Task requirements: Exactly as given, output all the records that follow.

Stored entries
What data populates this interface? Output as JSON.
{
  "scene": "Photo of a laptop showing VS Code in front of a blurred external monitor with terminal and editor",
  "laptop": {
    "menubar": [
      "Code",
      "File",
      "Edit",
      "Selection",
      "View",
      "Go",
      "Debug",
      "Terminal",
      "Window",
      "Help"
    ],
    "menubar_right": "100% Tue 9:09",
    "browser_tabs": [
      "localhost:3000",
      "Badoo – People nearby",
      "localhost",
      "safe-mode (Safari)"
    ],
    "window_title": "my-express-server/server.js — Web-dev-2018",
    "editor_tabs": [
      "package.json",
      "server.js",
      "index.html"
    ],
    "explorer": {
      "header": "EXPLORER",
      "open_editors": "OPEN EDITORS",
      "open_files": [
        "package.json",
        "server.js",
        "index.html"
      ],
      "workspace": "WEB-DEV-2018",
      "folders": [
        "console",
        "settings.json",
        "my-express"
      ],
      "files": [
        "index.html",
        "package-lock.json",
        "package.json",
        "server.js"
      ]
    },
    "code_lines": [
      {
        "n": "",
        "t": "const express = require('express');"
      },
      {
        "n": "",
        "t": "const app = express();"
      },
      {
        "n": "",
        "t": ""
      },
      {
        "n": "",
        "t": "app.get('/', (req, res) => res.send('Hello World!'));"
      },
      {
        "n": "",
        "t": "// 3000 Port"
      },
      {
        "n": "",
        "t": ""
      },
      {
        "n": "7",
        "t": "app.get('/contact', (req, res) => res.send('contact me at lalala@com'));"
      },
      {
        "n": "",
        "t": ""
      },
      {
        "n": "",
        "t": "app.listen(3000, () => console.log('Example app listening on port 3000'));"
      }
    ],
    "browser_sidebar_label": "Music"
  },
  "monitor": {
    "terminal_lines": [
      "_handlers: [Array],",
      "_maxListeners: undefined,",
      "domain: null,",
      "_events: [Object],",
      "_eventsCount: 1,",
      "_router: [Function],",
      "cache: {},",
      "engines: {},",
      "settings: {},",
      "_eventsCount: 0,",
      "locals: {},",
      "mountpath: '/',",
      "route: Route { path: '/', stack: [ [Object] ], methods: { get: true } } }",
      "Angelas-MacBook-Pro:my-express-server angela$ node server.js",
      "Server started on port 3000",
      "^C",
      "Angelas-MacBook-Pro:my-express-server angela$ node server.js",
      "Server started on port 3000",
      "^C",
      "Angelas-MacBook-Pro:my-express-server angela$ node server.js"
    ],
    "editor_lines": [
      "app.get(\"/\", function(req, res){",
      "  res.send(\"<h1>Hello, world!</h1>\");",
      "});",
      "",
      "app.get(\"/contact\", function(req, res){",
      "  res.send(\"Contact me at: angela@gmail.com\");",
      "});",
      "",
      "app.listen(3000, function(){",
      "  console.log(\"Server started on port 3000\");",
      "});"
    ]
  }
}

Result of the exercise:
What data populates this interface? Output as JSON.
{
  "scene": "Photo of a laptop showing VS Code in front of a blurred external monitor with terminal and editor",
  "laptop": {
    "menubar": [
      "Code",
      "File",
      "Edit",
      "Selection",
      "View",
      "Go",
      "Debug",
      "Terminal",
      "Window",
      "Help"
    ],
    "menubar_right": "100% Tue 9:09",
    "browser_tabs": [
      "localhost:3000",
      "Badoo – People nearby",
      "localhost",
      "safe-mode (Safari)"
    ],
    "window_title": "my-express-server/server.js — Web-dev-2018",
    "editor_tabs": [
      "package.json",
      "server.js",
      "index.html"
    ],
    "explorer": {
      "header": "EXPLORER",
      "open_editors": "OPEN EDITORS",
      "open_files": [
        "package.json",
        "server.js",
        "index.html"
      ],
      "workspace": "WEB-DEV-2018",
      "folders": [
        "console",
        "settings.json",
        "my-express"
      ],
      "files": [
        "index.html",
        "package-lock.json",
        "package.json",
        "server.js"
      ]
    },
    "code_lines": [
      {
        "n": "",
        "t": "const express = require('express');"
      },
      {
        "n": "",
        "t": "const app = express();"
      },
      {
        "n": "",
        "t": ""
      },
      {
        "n": "",
        "t": "app.get('/', (req, res) => res.send('Hello World!'));"
      },
      {
        "n": "",
        "t": "// 3000 Port"
      },
      {
        "n": "",
        "t": ""
      },
      {
        "n": "7",
        "t": "app.get('/contact', (req, res) => res.send('contact me at lalala@com'));"
      },
      {
        "n": "",
        "t": ""
      },
      {
        "n": "",
        "t": "app.listen(3000, () => console.log('Example app listening on port 3000'));"
      }
    ],
    "browser_sidebar_label": "Music"
  },
  "monitor": {
    "terminal_lines": [
      "_handlers: [Array],",
      "_maxListeners: undefined,",
      "domain: null,",
      "_events: [Object],",
      "_eventsCount: 1,",
      "_router: [Function],",
      "cache: {},",
      "engines: {},",
      "settings: {},",
      "_eventsCount: 0,",
      "locals: {},",
      "mountpath: '/',",
      "route: Route { path: '/', stack: [ [Object] ], methods: { get: true } } }",
      "Angelas-MacBook-Pro:my-express-server angela$ node server.js",
      "Server started on port 3000",
      "^C",
      "Angelas-MacBook-Pro:my-express-server angela$ node server.js",
      "Server started on port 3000",
      "^C",
      "Angelas-MacBook-Pro:my-express-server angela$ node server.js"
    ],
    "editor_lines": [
      "app.get(\"/\", function(req, res){",
      "  res.send(\"<h1>Hello, world!</h1>\");",
      "});",
      "",
      "app.get(\"/contact\", function(req, res){",
      "  res.send(\"Contact me at: angela@gmail.com\");",
      "});",
      "",
      "app.listen(3000, function(){",
      "  console.log(\"Server started on port 3000\");",
      "});"
    ]
  }
}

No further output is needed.